We want to broaden the community that has access at the early stages of this technology- who can bring their valuable perspectives and experience, and help us shape the future of these tools.

The first step to accomplishing that is building the tools that can enable folks to engage with the new platform. wrangler is a that enabling tool. It’s just enough to unblock users who were previously unable to interact with the platform because there was no paved path.

We don’t plan to stop here. Folks will rightly note that there are some critical developer workflow steps that are missing from wrangler: linting, testing, benchmarking, and size profiling are a few that come to mind. We’ve got some big plans and we’re excited to build out more, but we’re eager to release this now to enable more folks to participate in the process. The best way to know what developers need is to ask and listen- by creating and open sourcing wrangler in such an early phase we’re hoping to shorten the feedback cycle between product and user- and build the right thing, faster.

You can install wrangler using cargo:

cargo install wrangler

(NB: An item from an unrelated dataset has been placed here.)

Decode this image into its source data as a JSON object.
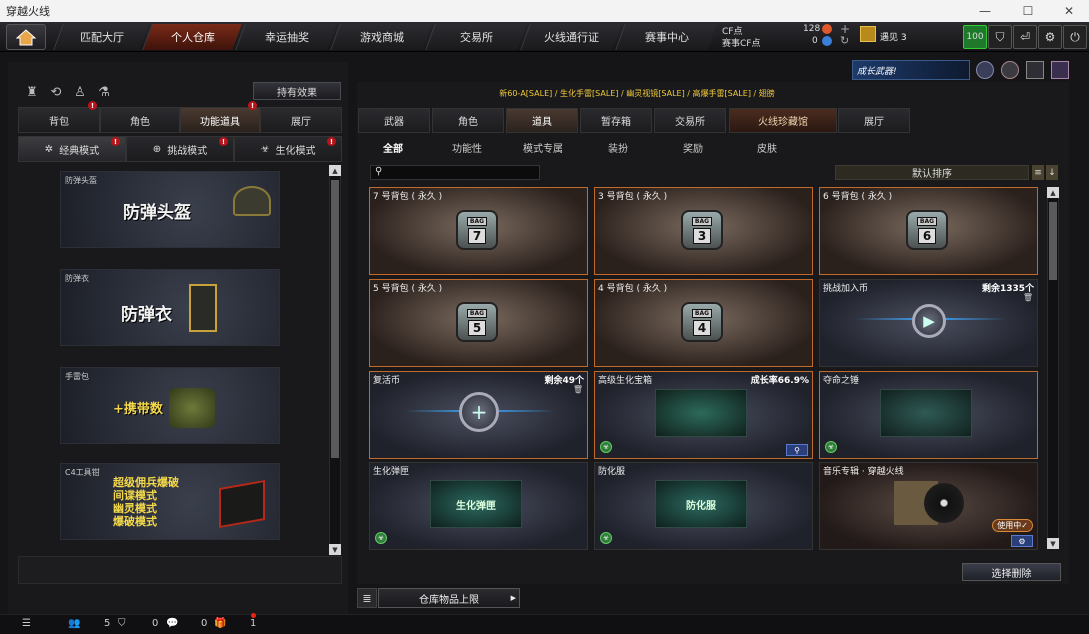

To get started, head on over to the Cloudflare docs and follow the tutorial. You’ll build and preview a Cloudflare Worker that uses Rust compiled to WebAssembly to parse Markdown.

Don’t stop there though. Please check out the repo, file some issues, build project templates, and write about your experience- we want to hear from you.

We’re really excited to see what y’all build!